Dengue fever cases have spiked by more than 130 percent in the first three weeks of 2018 as Cambodia enters an “epidemic” year, the likes of which haven’t been seen since 2012, when the mosquito-borne virus infected nearly 40,000 and left some 160 people dead.
Dengue cases spike according to natural cycles, and health officials had predicted that another epidemic would strike the country in 2017 or this year, with this year’s number of cases already having already reached alarming rates, officials and experts said.
What’s more worrisome is that the rainy season – when virus transmission peaks – is still months away, they added.
During the first three weeks of January, there were 316 dengue cases – one of them fatal – compared to only 138 nonfatal cases in the same period last year, according to Dr Ly Sovann, spokesman for the Ministry of Health and director of the ministry’s Communicable Disease Control Department.
“We urge the public to take preventive measures and [to] go to [the] hospital for treatment,” Sovann said in a message.
Sovann and Rithea Leang, director of the National Dengue Control Program, declined to comment on the dengue fatality.
Huy Rekol, director of the National Center for Parasitology, Entomology and Malaria Control, said the death was that of a 12-year-old girl from Phnom Penh’s Por Sen Chey district.
The girl, he said, died within minutes of being admitted to the National Pediatric Hospital in January. There were only three dengue deaths recorded in all of 2017, according to Rekol, and just 18 in 2016.
Luciano Tuseo, head of the malaria programme at the World Health Organization (WHO) in Cambodia, said the mosquito-borne virus remains a public health concern in Cambodia.

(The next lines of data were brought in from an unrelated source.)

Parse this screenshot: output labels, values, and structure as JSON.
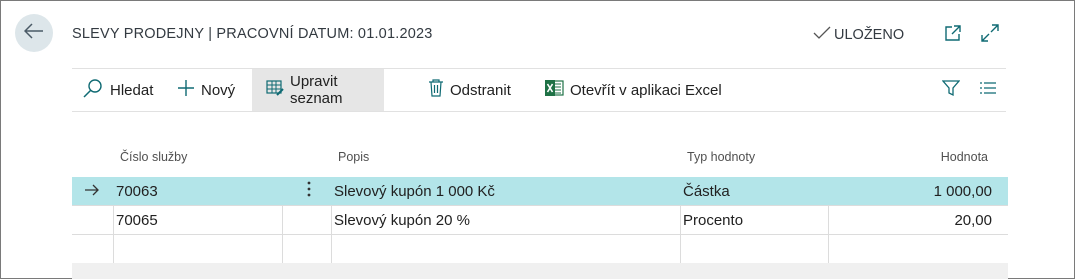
{
  "header": {
    "title": "SLEVY PRODEJNY | PRACOVNÍ DATUM: 01.01.2023",
    "saved_label": "ULOŽENO"
  },
  "icons": {
    "back": "arrow-left-icon",
    "saved": "checkmark-icon",
    "open_new": "open-in-new-window-icon",
    "expand": "expand-icon",
    "search": "search-icon",
    "new": "plus-icon",
    "edit_list": "edit-list-icon",
    "delete": "trash-icon",
    "excel": "excel-icon",
    "filter": "filter-icon",
    "list_view": "list-view-icon",
    "row_selected": "arrow-right-icon",
    "row_menu": "more-vertical-icon"
  },
  "toolbar": {
    "search_label": "Hledat",
    "new_label": "Nový",
    "edit_list_label": "Upravit seznam",
    "delete_label": "Odstranit",
    "excel_label": "Otevřít v aplikaci Excel"
  },
  "columns": {
    "service_no": "Číslo služby",
    "description": "Popis",
    "value_type": "Typ hodnoty",
    "value": "Hodnota"
  },
  "rows": [
    {
      "service_no": "70063",
      "description": "Slevový kupón 1 000 Kč",
      "value_type": "Částka",
      "value": "1 000,00"
    },
    {
      "service_no": "70065",
      "description": "Slevový kupón 20 %",
      "value_type": "Procento",
      "value": "20,00"
    }
  ],
  "colors": {
    "selected_row": "#b3e5e9",
    "back_button_bg": "#dde6ea",
    "excel_green": "#1e7145",
    "accent": "#0f6a73"
  }
}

“With the 5-6 year cycle of dengue outbreak and the changing pattern of dengue serological circulation over the last 3 years, the situation of dengue in Cambodia can be critical in 2018,” he wrote in an email. “The National Dengue Program is already on the alert.”
People need to take precautions, such as cleaning larva from water containers and eliminating mosquito breeding sites, as well as going to a health centre or hospital to seek treatment rather than self-medicating at home or seeking assistance at private health facilities without knowledge of dengue control, Rekol said.
The National Dengue Program has called on relevant government bodies to stock necessary medication, for hospitals to update their staff’s dengue training and for an awareness campaign to be launched for students. Sovann said whether the preventive measures will work or not will depend on the dengue program’s response and the public’s participation.
Some 6,000 litres of pesticides have already been distributed to all provinces, but should only be used as a response to eliminate outbreak clusters, he said. It shouldn’t be used as a preventive measure because the mosquitoes can build resistance.
Late last year, researchers at the Pasteur Institute – who had predicted a high risk for a Zika outbreak in 2017 in the Kingdom – said the country wasn’t fully in the clear, as the Zika virus is transmitted by the same Aedes mosquitoes that transmit dengue.
Didier Fontenille, of the Pasteur Institute, didn’t respond to a request for comment on the likelihood of a concurrent Zika outbreak.
However, Sovann said a recent mosquito survey had revealed four strains of dengue but had not uncovered the presence of Zika.
“But we monitor every day for the Zika virus and other infectious diseases,” he added.